UPS Supply Chain Solutions Atlanta, GA, NYSE: UPS, (United Parcel Service)
Nippon Express Tokyo, Japan, Tokyo: 9062
C.H. Robinson Worldwide Eden Prairie, MN; Nasdaq: CHRW
Menlo Worldwide Redwood City, CA
NYK Logistics Tokyo, Japan; Tokyo: 9101; (U.S.) Secaucus, NJ
Expeditors International of Washington Seattle, WA; Nasdaq: EXPD
Penske Logistics Reading, PA
Eagle Global Logistics Houston, TX; Nasdaq: EAGL,
BAX Global Irvine, CA; NYSE: BCO (The Brink's Company)
Ryder Miami, FL; NYSE: R
Schneider Logistics Green Bay, WI
UTi Worldwide Rancho Dominguez, CA; Nasdaq: UTIW
Caterpillar Logistics Morton, IL; NYSE: CAT, (Caterpillar Inc.)
APL Logistics Oakland, CA
Wilson Logistics Group Goteborg, Sweden
FedEx Supply Chain Services Hudson, OH; NYSE: FDX, (FedEx Corp.)
Maersk Logistics Copenhagen, Denmark;
SembCorp Logistics Singapore; Singapore Stock Exchange
*Most 2003 Revenue numbers are derived from public records or company self-reporting. Where no such information was available (companies with *), these numbers are based on Armstrong & Associates' own research. Where companies report their revenue in Euros, a conversion rate of $1.25 per Euro has been used.
Click here for a PDF of the Top 25 3PLs ranked by revenue.
Want more information about Global and Regional 3PLs? Contact Dick Armstrong at 800-525-3915 or dick@3PLogistics.com.

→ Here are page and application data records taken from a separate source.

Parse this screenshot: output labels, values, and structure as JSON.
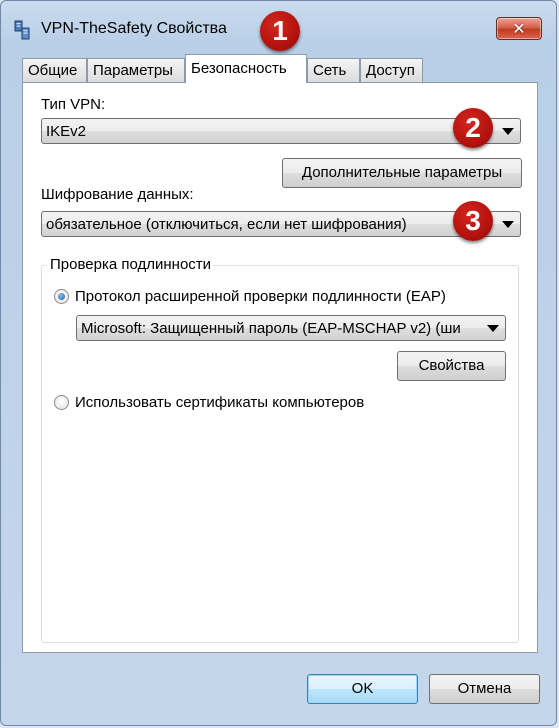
{
  "window": {
    "title": "VPN-TheSafety Свойства",
    "close_symbol": "✕"
  },
  "tabs": [
    {
      "label": "Общие"
    },
    {
      "label": "Параметры"
    },
    {
      "label": "Безопасность",
      "active": true
    },
    {
      "label": "Сеть"
    },
    {
      "label": "Доступ"
    }
  ],
  "security": {
    "vpn_type_label": "Тип VPN:",
    "vpn_type_value": "IKEv2",
    "advanced_button": "Дополнительные параметры",
    "encryption_label": "Шифрование данных:",
    "encryption_value": "обязательное (отключиться, если нет шифрования)",
    "auth_group_title": "Проверка подлинности",
    "eap_radio_label": "Протокол расширенной проверки подлинности (EAP)",
    "eap_method_value": "Microsoft: Защищенный пароль (EAP-MSCHAP v2) (ши",
    "properties_button": "Свойства",
    "cert_radio_label": "Использовать сертификаты компьютеров"
  },
  "footer": {
    "ok_button": "OK",
    "cancel_button": "Отмена"
  },
  "annotations": [
    "1",
    "2",
    "3"
  ],
  "colors": {
    "badge": "#b3120e",
    "close_button": "#c23b21",
    "window_frame": "#b9cfe7"
  }
}
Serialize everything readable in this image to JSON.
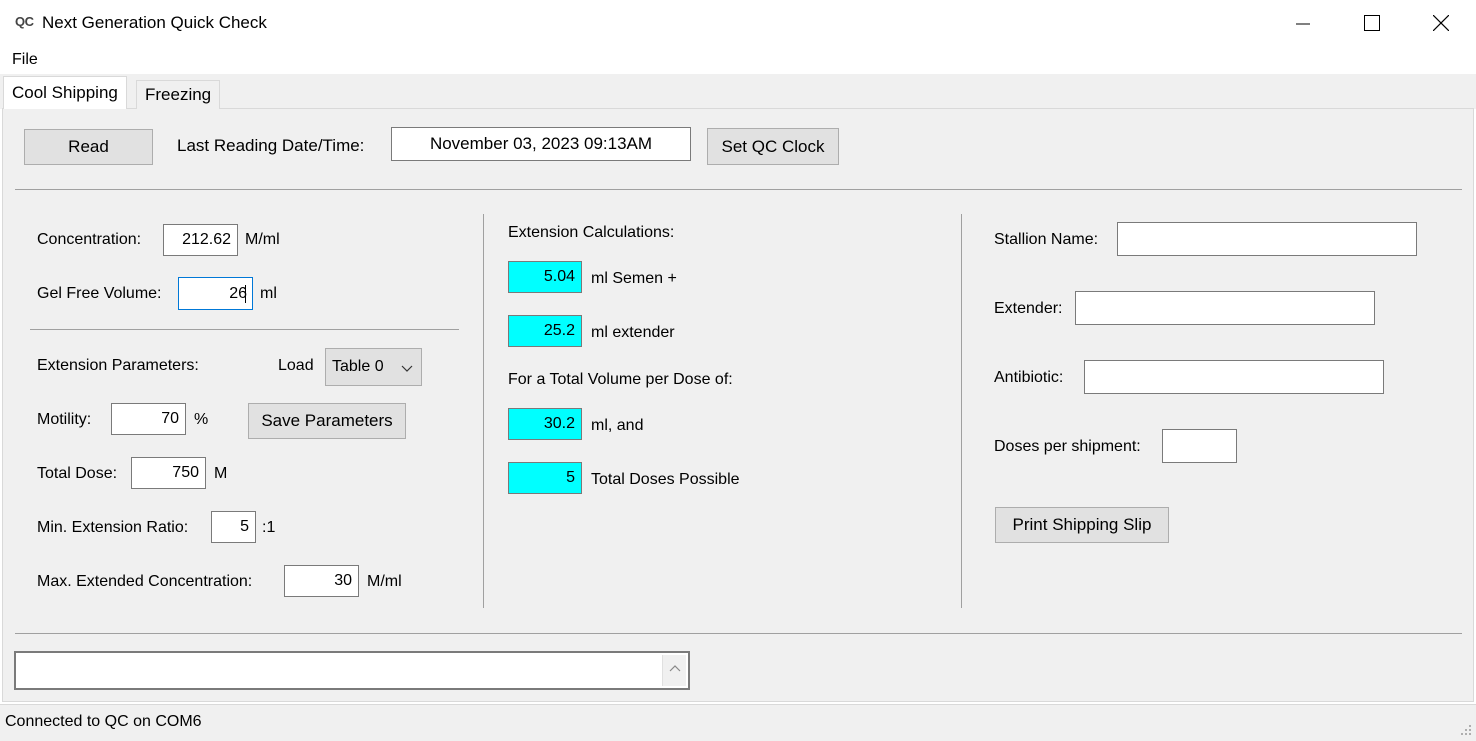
{
  "window": {
    "icon_text": "QC",
    "title": "Next Generation Quick Check",
    "minimize_glyph": "—",
    "maximize_glyph": "☐",
    "close_glyph": "✕"
  },
  "menu": {
    "file": "File"
  },
  "tabs": [
    {
      "label": "Cool Shipping",
      "active": true
    },
    {
      "label": "Freezing",
      "active": false
    }
  ],
  "top_row": {
    "read_button": "Read",
    "last_reading_label": "Last Reading Date/Time:",
    "last_reading_value": "November 03, 2023 09:13AM",
    "set_clock_button": "Set QC Clock"
  },
  "left": {
    "concentration_label": "Concentration:",
    "concentration_value": "212.62",
    "concentration_unit": "M/ml",
    "gel_free_label": "Gel Free Volume:",
    "gel_free_value": "26",
    "gel_free_unit": "ml",
    "ext_params_label": "Extension Parameters:",
    "load_label": "Load",
    "load_select_value": "Table 0",
    "motility_label": "Motility:",
    "motility_value": "70",
    "motility_unit": "%",
    "save_params_button": "Save Parameters",
    "total_dose_label": "Total Dose:",
    "total_dose_value": "750",
    "total_dose_unit": "M",
    "min_ratio_label": "Min. Extension Ratio:",
    "min_ratio_value": "5",
    "min_ratio_unit": ":1",
    "max_conc_label": "Max. Extended Concentration:",
    "max_conc_value": "30",
    "max_conc_unit": "M/ml"
  },
  "middle": {
    "title": "Extension Calculations:",
    "semen_value": "5.04",
    "semen_label": "ml Semen +",
    "extender_value": "25.2",
    "extender_label": "ml extender",
    "total_volume_label": "For a Total Volume per Dose of:",
    "total_volume_value": "30.2",
    "total_volume_unit": "ml, and",
    "doses_value": "5",
    "doses_label": "Total Doses Possible"
  },
  "right": {
    "stallion_label": "Stallion Name:",
    "stallion_value": "",
    "extender_label": "Extender:",
    "extender_value": "",
    "antibiotic_label": "Antibiotic:",
    "antibiotic_value": "",
    "doses_label": "Doses per shipment:",
    "doses_value": "",
    "print_button": "Print Shipping Slip"
  },
  "log": {
    "value": ""
  },
  "status": {
    "text": "Connected to QC on COM6"
  },
  "colors": {
    "result_box": "#00ffff",
    "panel": "#f0f0f0",
    "focus": "#0078d7"
  }
}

About Armstrong & Associates: Armstrong & Associates Inc. is a supply-chain management consulting firm specializing in market research, mergers and acquisitions and outsourcing. Armstrong & Associates publishes Who's Who In Logistics? Armstrong's Guide to Global Supply Chain Management. Recent research papers include Warehousing in the United States and Global Logistics Services Providers II. In addition, Armstrong & Associates maintains databases of warehousemen, freight forwarders and third-party logistics and distributing companies. Armstrong & Associates, Inc., 100 Business Park Circle, Suite 202, Stoughton, WI 53589; Ph: 608-873-8929; Fax: 608-873-5509; Web: www.3PLogistics.com.